Village and Brookhaven Town officials have reached an agreement to ship Patchogue’s recyclables to the town’s recycling center in Brookhaven hamlet, officials said.
Patchogue officials said single-stream recycling will be easier for residents and should result in more recyclable material getting picked up.
“It’s a convenience for the homeowners. Right now, we have to separate the glass and cardboard. Now we can bundle it all together,” village Trustee Thomas Ferb said Wednesday in a telephone interview. “It’s a win-win.”
Starting June 1, residents will be able to dispose of paper, cardboard, plastic, glass, metal and aluminum together in one container each week. Currently, recyclable material is collected on alternating Wednesdays, with paper and cardboard collected one week, and other material picked up the following week.
Patchogue joins more than a dozen other Long Island municipalities that have signed on to Brookhaven’s single-stream program, which began in 2014. The towns of Smithtown, Huntington and Southold, and the City of Glen Cove also take part in the Brookhaven program.
Brookhaven officials said the amount of recyclable material collected from households jumped 22 percent in the first year of the town’s single-stream program. Other municipalities reported similar increases.
“We’re looking to really give recycling a push,” Brookhaven Supervisor Edward P. Romaine said in an interview Wednesday. “We want to get those numbers up even higher. The more we recycle, the less garbage we have to get rid of.”

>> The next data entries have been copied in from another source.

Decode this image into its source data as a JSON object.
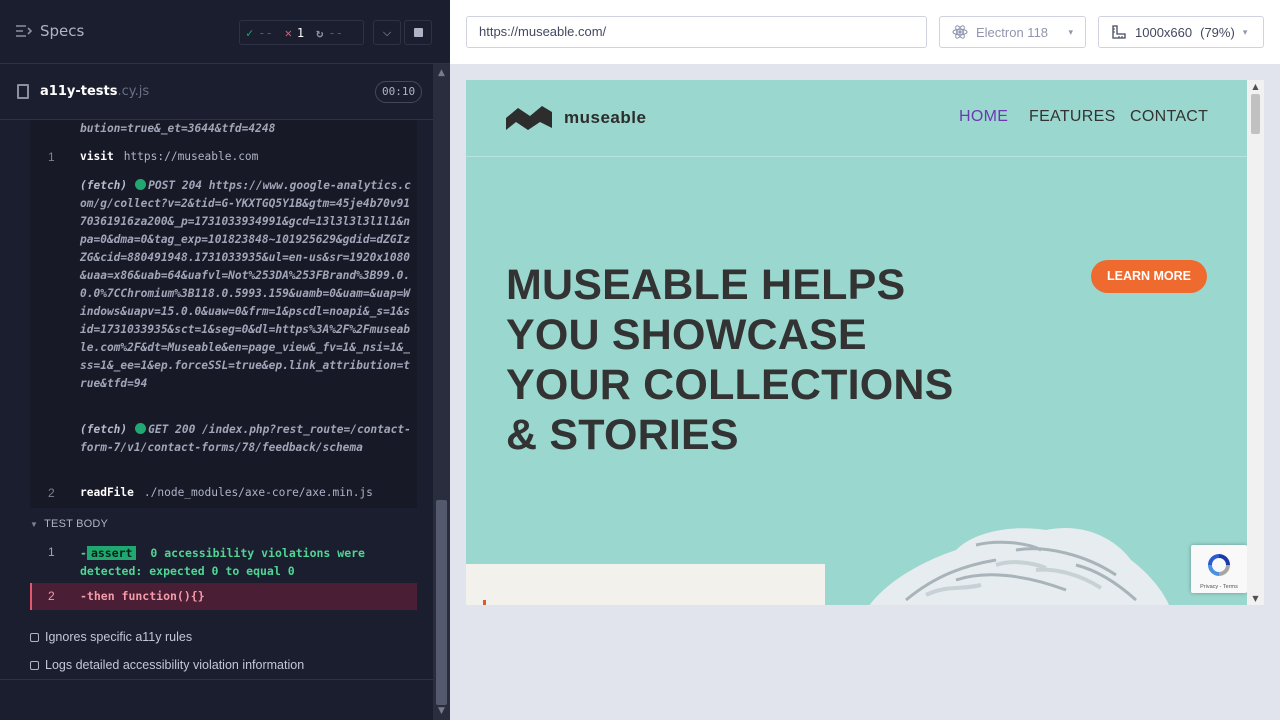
{
  "runner": {
    "specs_label": "Specs",
    "stats": {
      "passed": "--",
      "failed": "1",
      "pending": "--"
    },
    "file": {
      "name": "a11y-tests",
      "ext": ".cy.js",
      "duration": "00:10"
    },
    "log": {
      "top_fragment": "bution=true&_et=3644&tfd=4248",
      "rows": [
        {
          "num": "1",
          "cmd": "visit",
          "arg": "https://museable.com"
        },
        {
          "num": "2",
          "cmd": "readFile",
          "arg": "./node_modules/axe-core/axe.min.js"
        }
      ],
      "fetch1_prefix": "(fetch)",
      "fetch1_text": "POST 204 https://www.google-analytics.com/g/collect?v=2&tid=G-YKXTGQ5Y1B&gtm=45je4b70v9170361916za200&_p=1731033934991&gcd=13l3l3l3l1l1&npa=0&dma=0&tag_exp=101823848~101925629&gdid=dZGIzZG&cid=880491948.1731033935&ul=en-us&sr=1920x1080&uaa=x86&uab=64&uafvl=Not%253DA%253FBrand%3B99.0.0.0%7CChromium%3B118.0.5993.159&uamb=0&uam=&uap=Windows&uapv=15.0.0&uaw=0&frm=1&pscdl=noapi&_s=1&sid=1731033935&sct=1&seg=0&dl=https%3A%2F%2Fmuseable.com%2F&dt=Museable&en=page_view&_fv=1&_nsi=1&_ss=1&_ee=1&ep.forceSSL=true&ep.link_attribution=true&tfd=94",
      "fetch2_prefix": "(fetch)",
      "fetch2_text": "GET 200 /index.php?rest_route=/contact-form-7/v1/contact-forms/78/feedback/schema"
    },
    "test_body": {
      "label": "TEST BODY",
      "assert_num": "1",
      "assert_dash": "-",
      "assert_badge": "assert",
      "assert_text": "0 accessibility violations were detected: expected 0 to equal 0",
      "then_num": "2",
      "then_text": "-then  function(){}"
    },
    "tests": [
      "Ignores specific a11y rules",
      "Logs detailed accessibility violation information"
    ]
  },
  "preview": {
    "url": "https://museable.com/",
    "browser": "Electron 118",
    "viewport": "1000x660",
    "zoom": "(79%)"
  },
  "site": {
    "logo_text": "museable",
    "nav": [
      "HOME",
      "FEATURES",
      "CONTACT"
    ],
    "hero_lines": [
      "MUSEABLE HELPS",
      "YOU SHOWCASE",
      "YOUR COLLECTIONS",
      "& STORIES"
    ],
    "cta": "LEARN MORE",
    "recaptcha_label": "Privacy - Terms"
  },
  "colors": {
    "runner_bg": "#1b1e2e",
    "pass": "#1fa971",
    "fail": "#e45770",
    "site_bg": "#9ad7cf",
    "cta": "#ee6a2e",
    "nav_active": "#6b3ab0"
  }
}
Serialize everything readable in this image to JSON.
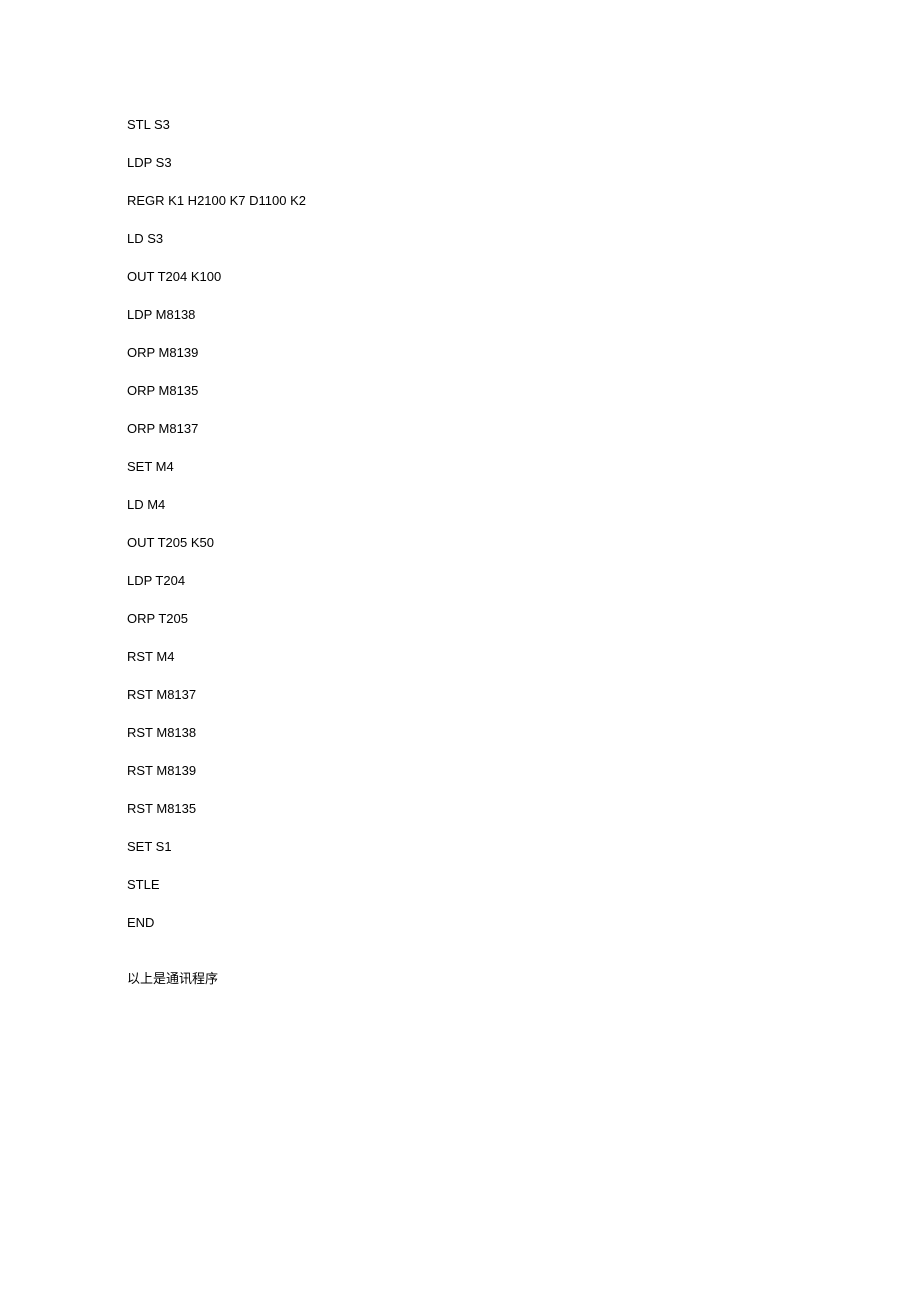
{
  "code": {
    "lines": [
      "STL S3",
      "LDP S3",
      "REGR K1 H2100 K7 D1100 K2",
      "LD S3",
      "OUT T204 K100",
      "LDP M8138",
      "ORP M8139",
      "ORP M8135",
      "ORP M8137",
      "SET M4",
      "LD M4",
      "OUT T205 K50",
      "LDP T204",
      "ORP T205",
      "RST M4",
      "RST M8137",
      "RST M8138",
      "RST M8139",
      "RST M8135",
      "SET S1",
      "STLE",
      "END"
    ]
  },
  "footer": "以上是通讯程序"
}
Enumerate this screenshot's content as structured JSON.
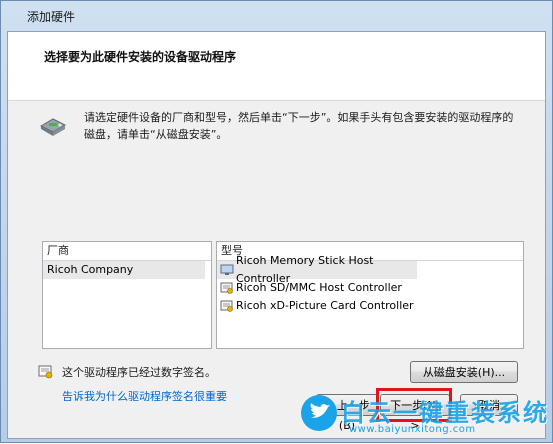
{
  "window": {
    "title": "添加硬件"
  },
  "header": {
    "heading": "选择要为此硬件安装的设备驱动程序"
  },
  "instruction": "请选定硬件设备的厂商和型号，然后单击“下一步”。如果手头有包含要安装的驱动程序的磁盘，请单击“从磁盘安装”。",
  "manufacturer_list": {
    "header": "厂商",
    "items": [
      "Ricoh Company"
    ]
  },
  "model_list": {
    "header": "型号",
    "items": [
      "Ricoh Memory Stick Host Controller",
      "Ricoh SD/MMC Host Controller",
      "Ricoh xD-Picture Card Controller"
    ]
  },
  "signature": {
    "text": "这个驱动程序已经过数字签名。",
    "link": "告诉我为什么驱动程序签名很重要"
  },
  "buttons": {
    "have_disk": "从磁盘安装(H)...",
    "back": "< 上一步(B)",
    "next": "下一步(N) >",
    "cancel": "取消"
  },
  "watermark": {
    "name": "白云一键重装系统",
    "url": "www.baiyunxitong.com"
  },
  "colors": {
    "highlight": "#e0141e",
    "link": "#0066cc",
    "watermark": "#1aa3e8"
  }
}
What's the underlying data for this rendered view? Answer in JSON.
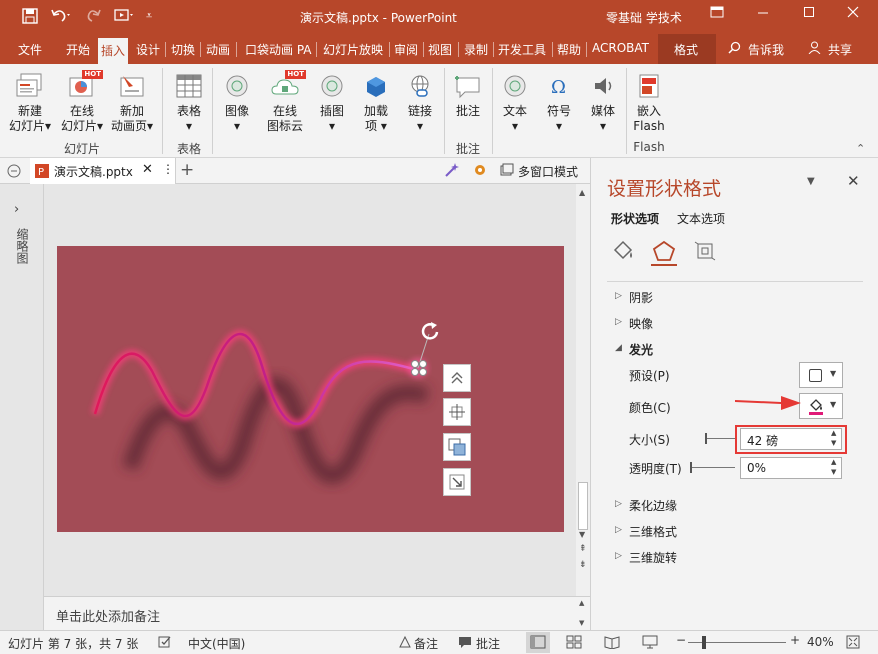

Patchogue will pay $75 per ton to send recyclables to the Brookhaven facility, Mayor Paul V. Pontieri Jr. said. The village currently pays about $67 per ton to recycle solid waste with a private carting company, he said.
Pontieri said the town’s bid beat two private carters that also bid on contracts to collect recyclables for the village. The carting companies submitted bids with higher tipping fees, and also did not offer single-stream recycling, the mayor said.
“It’s better for the environment,” he said of single-stream recycling. “I’d rather deal with a municipality like the Town of Brookhaven than a private carter. We help each other.”
Patchogue’s switch to single-stream recycling was applauded by Brenda Pulley, senior vice president for recycling at Stamford, Connecticut-based Keep America Beautiful. She said more American towns and villages appear to be adopting single-stream programs because they are more efficient and simpler than multistream recycling.
“We want to make it easy for residents to recycle, and by using single stream, it makes it easy to recycle,” she said.
With Deon J. Hampton